With a fast-growing population and innovative policies on electric transport, both Jordan and Egypt are interesting countries in questions of electrification of transport. The public transport system in Jordan is not very developed, described to be inefficient, unreliable and reform-resistant. The majority of the transport fleet is privately owned and does not operate within fixed schedules and routes. Several projects have been proposed over the last decade to address the problems associated with the current transportation system but have never been realized one of them being the Amman Bus Rapid Transit Project (BRT). On the other hand, Jordan is considered pioneering in electric car mobility. More than 18,000 electric vehicles (EVs) are found on the streets of Jordan in 2018, driven by both the low prices of electric cars compared to conventional fuel combustion and the exemptions granted of customs duties and licensing taxes. However, appropriate infrastructure is lagging behind. Electric car owners find themselves waiting 1.5 hours at charging stations and miss appropriate advice and maintaining service Energy Project at FES MENA organized a delegation trip to Berlin in May 2019, which enabled a productive exchange between transport ministries, municipalities and transport companies from Germany.

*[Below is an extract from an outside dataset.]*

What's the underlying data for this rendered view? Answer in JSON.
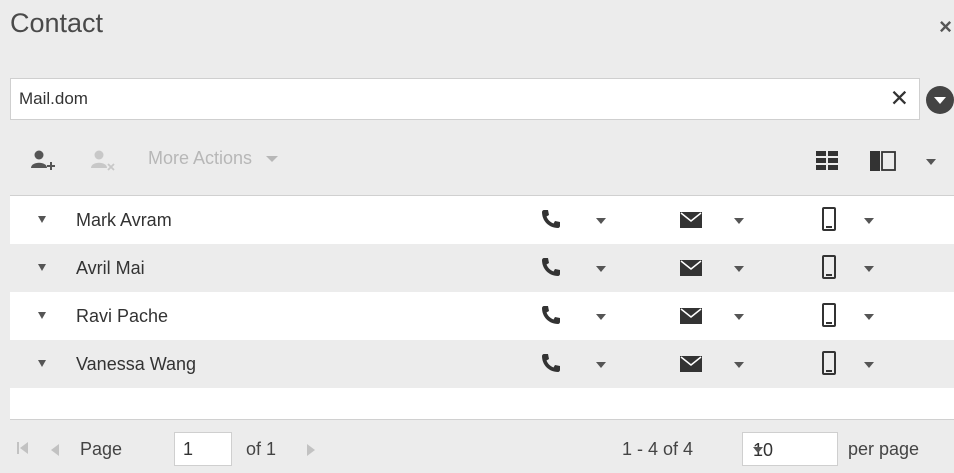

The follwing report is based on the discussions and recommendations concluded from the Jordanian and Egyptian delegation “The Electrification of Private and Public Transport – Resemblances, Differences and Common Challenges” to Berlin 6-9 May 2019. The delegation was represented by the following institutions:
Germany remains an important role model in terms of public transport and diversification and can benefit significantly in other areas from Jordan’s electric mobility. Some of the recommendations are:
Department for Middle East and North Africa
The Friedrich-Ebert-Stiftung has a network of eleven country offices in the Middle East and North Africa (MENA) region and implements projects in a total of 14 countries. Some offices, such as Egypt or Sudan, look back at a history of more than 40 years of cooperation.